A virtuoso performance from an emerging new literary talent who crafts a vividly drawn history of an imaginary country.
In this stylistic tour de force, Stephen Marche creates the entire culture of a place called Sanjania-its national symbols, political movements, folk heroes, a group of writers dubbed "fictioneers," a national airline called Sanjair, and a rich literary history.
Sanjania is an island nation whose English-speaking citizens draw upon the English, American, Australian, and Canadian literary traditions. This brilliant story is an anthology, taking the reader from the rough and tumble pamphlets of 1870s Sanjania to the burgeoning Sanjanian nationalistic awareness in the 1930s literary journal, The Real Story, to the extraordinary longing of the writings of the Sanjanian Diaspora. These works develop into a Rashomon-like story, introducing us to illustrious Sanjanian figures such as the repentant prostitute Pigeon Blackhat and the magically talented couple Caesar and Endurance.
The result is a vibrant evocation of a country-from the birth pangs of its first settlers and their hardy vernacular to its revolutionary years and all the way to the present-all told in Stephen Marche's innovative and accomplished writing.
"synopsis" may belong to another edition of this title.
Stephen Marche is a novelist and culture columnist. Marche received his Ph.D in Early Modern Drama in 2005 from the University of Toronto. He went on to teach Renaissance Drama at City College in New York. He is the author of two novels Shining at the Bottom of the Sea (2007) and Raymond and Hannah (2005), which was shortlisted for the Toronto Book Award in 2006. His recent non-fiction project, How Shakespeare Changed Everything (2011), uncovers the sometimes hidden influence of Shakespeare in modern culture. He currently writes A Thousand Words About Our Culture, a monthly column for Esquire magazine, which was a finalist for the 2011 American Society of Magazine Editors National Magazine Award for commentary. Marche also writes a weekly column for the National Post and has written about literature and politics for Salon.com, The New Republic, The Toronto Star, The Globe & Mail, Macleans, The Wall Street Journal, The New York Times and The Walrus. He lives in Toronto with his wife and two children.From Publishers Weekly:
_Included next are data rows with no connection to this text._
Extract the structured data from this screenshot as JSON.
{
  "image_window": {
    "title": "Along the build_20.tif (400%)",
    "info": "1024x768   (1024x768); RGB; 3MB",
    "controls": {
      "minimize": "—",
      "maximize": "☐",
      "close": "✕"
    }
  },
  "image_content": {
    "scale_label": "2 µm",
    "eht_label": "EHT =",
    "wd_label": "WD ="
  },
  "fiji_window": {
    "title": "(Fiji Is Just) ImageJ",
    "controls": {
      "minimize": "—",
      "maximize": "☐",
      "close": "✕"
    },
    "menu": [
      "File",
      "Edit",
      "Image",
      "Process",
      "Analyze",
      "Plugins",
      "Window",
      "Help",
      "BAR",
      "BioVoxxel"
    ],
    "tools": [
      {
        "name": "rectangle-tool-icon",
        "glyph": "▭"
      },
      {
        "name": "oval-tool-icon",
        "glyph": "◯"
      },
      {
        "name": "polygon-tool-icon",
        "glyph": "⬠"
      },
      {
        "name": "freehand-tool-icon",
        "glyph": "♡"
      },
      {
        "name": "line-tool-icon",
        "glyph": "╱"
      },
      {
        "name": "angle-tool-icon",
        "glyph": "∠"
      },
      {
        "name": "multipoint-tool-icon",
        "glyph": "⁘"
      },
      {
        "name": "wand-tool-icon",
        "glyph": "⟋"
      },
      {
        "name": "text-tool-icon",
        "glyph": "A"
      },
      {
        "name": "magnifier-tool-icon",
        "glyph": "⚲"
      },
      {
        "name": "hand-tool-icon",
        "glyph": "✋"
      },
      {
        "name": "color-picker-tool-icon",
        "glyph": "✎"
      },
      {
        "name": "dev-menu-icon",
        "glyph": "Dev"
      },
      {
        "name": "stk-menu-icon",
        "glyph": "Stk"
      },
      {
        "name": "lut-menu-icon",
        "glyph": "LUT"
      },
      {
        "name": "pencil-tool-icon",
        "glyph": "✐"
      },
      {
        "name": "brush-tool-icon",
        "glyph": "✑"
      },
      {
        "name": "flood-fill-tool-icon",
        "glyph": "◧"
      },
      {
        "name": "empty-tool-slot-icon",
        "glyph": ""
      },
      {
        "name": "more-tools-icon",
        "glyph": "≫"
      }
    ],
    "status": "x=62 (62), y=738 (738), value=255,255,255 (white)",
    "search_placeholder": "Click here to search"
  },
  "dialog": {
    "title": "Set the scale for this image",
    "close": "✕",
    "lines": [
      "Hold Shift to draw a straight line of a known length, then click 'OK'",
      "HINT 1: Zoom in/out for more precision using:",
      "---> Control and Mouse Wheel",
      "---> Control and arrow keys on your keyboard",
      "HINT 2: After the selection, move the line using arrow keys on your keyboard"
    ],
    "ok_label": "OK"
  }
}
For this anthology of the literature of Sanjania, a fictitious North Atlantic island, Marche (Raymond and Hannah) creates a Sanjanian dialect and embeds it in an authentically alien atmosphere, as in the two stories that represent 19th century pamphlet literature, "The Destruction of Marlyebone, the Pirate King" and "Pigeon Blackhat." The stories have commonplace plots, but their twisted diction is brilliant: "In that time, no sailor on Sanjan Island did not know of the Beacham house and Pigeon Blackhat, I say it to my shame." As Sanjania goes through an independence movement and postcolonial dictatorship during the 20th century, the writing styles reflect international fashion, from the Hemingway-influenced "clean writing" movement of Blessed Shirley to the supposed magical realism of covetown life in, for instance, "A Wedding in Restitution" (later made into a festsival-sweeping film). In keeping with the academic anthology structure, Marche provides a preface, an index of author biographies and a selection of Sanjanian criticism—all straight-faced, and all perfect. Marche's concept is fascinating, but Sanjanian literature gets noticably worse the further one gets into the 20th century—perhaps Marche's sly comment on declining national hopes, Sanjanian and otherwise. (Aug.)
Copyright © Reed Business Information, a division of Reed Elsevier Inc. All rights reserved.
"About this title" may belong to another edition of this title.
Book Description Riverhead Hardcover, 2007. Hardcover. Book Condition: New. Bookseller Inventory # DADAX1594489416
Book Description Riverhead Hardcover, 2007. Hardcover. Book Condition: New. book. Bookseller Inventory # 1594489416